Fig. 1.

Previous brain magnetic resonance images and magnetic resonance angiogram of brain arteries. Occlusion of the right distal vertebral artery (A: arrow) and dark intensity in the right distal vertebral artery, which represents an intramural hematoma (B: arrow). (C) Diffusion-weighted magnetic resonance image of multiple cerebellar acute infarcts affecting both cerebellar hemispheres. (D, E) Right distal internal carotid artery dissection 1 year before (D: arrowheads), showing full recovery on the magnetic resonance angiogram obtained 6 months before (E: arrowheads).

Fig. 2.
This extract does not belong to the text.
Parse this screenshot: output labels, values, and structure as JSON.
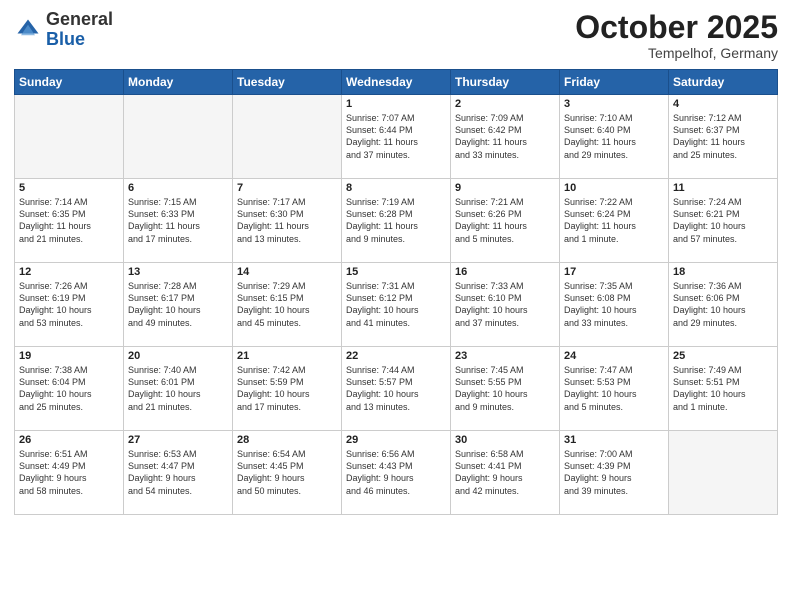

(A) Brain magnetic resonance images of multiple infarctions in the territory of the right middle cerebral artery, and (B) increased time to peak in the corresponding region (perfusion map). (C) Magnetic resonance angiogram showing a tapered occlusion of the right proximal internal carotid artery (ICA) (arrowheads) and abrupt cut-off of the distal ICA (arrow), suggestive of distal ICA occlusion. suggestive of distal ICA occlusion. (D) Catheter angiogram showing a tapered occlusion of the right proximal ICA from the mid cervical region to the petrous segment (arrowheads). (E) By using a Prowler 14 microcatheter (Cordis Corp.), we entered the ophthalmic segment of the distal ICA. (F) Deployment of the carotid wall stent 9/50 (Boston Scientific Corp.) from the distal common carotid artery to the cervical ICA (arrowheads). (G) Deployment of two Enterprise 4/39 stents (Codman neurovascular), one in the petrous segment and the other from the distal petrous segment to the ophthalmic segment (arrows).